[Dataset excerpts]
========================================================================

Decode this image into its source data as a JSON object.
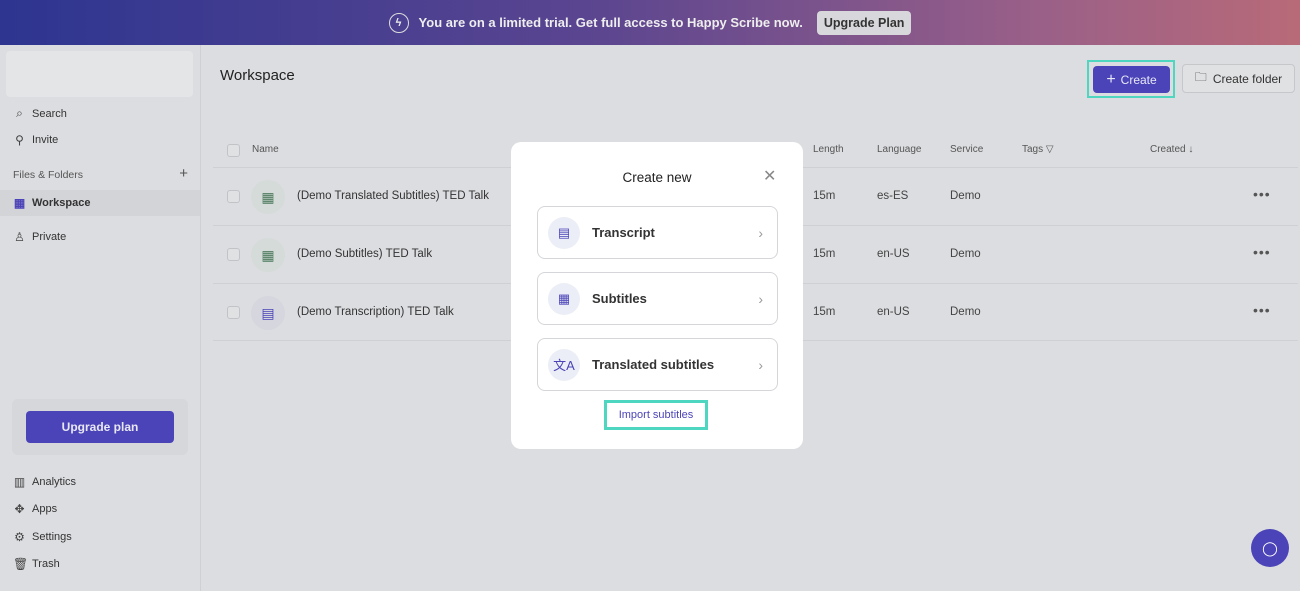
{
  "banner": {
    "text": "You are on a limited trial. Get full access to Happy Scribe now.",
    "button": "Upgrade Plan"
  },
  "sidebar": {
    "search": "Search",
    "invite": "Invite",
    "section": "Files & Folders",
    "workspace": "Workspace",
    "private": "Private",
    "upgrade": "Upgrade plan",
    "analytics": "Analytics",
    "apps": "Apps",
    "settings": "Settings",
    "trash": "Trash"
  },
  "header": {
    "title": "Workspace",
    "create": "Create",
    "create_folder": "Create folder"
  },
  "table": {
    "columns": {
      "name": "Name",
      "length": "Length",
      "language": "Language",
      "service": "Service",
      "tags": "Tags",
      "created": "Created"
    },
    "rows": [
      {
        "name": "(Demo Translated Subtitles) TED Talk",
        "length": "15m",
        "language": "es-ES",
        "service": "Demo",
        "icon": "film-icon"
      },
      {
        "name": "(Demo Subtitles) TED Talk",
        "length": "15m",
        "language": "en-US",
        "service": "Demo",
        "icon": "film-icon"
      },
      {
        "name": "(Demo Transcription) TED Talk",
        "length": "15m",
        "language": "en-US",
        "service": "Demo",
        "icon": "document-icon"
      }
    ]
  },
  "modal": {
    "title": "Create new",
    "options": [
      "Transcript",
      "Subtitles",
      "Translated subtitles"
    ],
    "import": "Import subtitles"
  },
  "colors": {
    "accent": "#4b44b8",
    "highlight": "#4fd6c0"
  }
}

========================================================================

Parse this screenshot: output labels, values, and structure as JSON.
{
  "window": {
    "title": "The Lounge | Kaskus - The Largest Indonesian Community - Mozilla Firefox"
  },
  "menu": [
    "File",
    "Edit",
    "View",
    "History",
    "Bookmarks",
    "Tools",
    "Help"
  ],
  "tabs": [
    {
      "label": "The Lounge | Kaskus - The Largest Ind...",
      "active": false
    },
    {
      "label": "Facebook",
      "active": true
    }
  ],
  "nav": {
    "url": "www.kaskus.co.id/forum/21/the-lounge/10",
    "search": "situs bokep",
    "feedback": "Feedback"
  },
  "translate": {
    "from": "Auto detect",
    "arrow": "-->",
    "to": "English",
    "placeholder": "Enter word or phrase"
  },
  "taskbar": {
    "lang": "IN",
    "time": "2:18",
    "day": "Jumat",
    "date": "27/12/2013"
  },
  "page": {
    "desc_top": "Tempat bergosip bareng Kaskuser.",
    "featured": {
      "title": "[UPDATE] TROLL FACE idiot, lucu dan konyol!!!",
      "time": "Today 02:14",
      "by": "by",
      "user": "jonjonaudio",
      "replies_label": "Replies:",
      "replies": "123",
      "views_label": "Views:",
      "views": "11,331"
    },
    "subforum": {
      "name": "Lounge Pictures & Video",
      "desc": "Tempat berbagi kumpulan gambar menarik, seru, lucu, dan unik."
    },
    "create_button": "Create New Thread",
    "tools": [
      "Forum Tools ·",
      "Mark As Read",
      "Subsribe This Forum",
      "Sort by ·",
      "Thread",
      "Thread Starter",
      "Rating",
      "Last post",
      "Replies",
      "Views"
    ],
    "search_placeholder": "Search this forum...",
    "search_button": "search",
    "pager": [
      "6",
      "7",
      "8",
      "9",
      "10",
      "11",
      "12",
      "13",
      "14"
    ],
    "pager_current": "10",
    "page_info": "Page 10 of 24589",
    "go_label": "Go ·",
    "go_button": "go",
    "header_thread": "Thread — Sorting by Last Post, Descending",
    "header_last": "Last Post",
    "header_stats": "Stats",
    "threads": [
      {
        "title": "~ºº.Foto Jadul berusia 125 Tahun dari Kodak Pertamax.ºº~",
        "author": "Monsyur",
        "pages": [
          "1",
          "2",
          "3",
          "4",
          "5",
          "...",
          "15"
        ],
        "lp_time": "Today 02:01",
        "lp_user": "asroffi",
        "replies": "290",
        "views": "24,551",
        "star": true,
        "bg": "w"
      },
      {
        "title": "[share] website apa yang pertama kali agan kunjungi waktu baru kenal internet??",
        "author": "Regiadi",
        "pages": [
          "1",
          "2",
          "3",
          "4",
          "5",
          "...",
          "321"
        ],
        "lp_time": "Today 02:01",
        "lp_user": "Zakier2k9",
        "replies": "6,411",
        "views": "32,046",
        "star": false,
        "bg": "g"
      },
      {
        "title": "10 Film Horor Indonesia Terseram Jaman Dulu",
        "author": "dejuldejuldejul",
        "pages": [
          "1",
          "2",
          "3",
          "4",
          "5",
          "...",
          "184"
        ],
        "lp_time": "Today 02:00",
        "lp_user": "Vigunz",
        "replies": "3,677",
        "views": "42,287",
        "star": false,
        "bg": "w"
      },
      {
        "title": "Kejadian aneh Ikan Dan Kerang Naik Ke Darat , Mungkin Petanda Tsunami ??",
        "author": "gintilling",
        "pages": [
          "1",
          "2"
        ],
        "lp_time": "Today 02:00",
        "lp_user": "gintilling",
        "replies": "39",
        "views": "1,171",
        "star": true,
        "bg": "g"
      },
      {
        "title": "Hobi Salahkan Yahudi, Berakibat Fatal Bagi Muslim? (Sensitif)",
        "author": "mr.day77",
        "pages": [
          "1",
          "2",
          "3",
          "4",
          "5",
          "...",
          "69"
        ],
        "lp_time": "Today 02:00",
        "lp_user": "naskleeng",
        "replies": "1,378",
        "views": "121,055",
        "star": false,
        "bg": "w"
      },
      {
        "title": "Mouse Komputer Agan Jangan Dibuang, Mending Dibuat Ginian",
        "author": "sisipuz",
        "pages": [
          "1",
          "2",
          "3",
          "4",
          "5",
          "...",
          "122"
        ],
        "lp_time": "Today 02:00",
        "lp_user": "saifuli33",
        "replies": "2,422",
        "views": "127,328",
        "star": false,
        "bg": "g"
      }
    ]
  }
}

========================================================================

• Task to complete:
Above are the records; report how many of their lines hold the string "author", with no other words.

• Worked solution:
6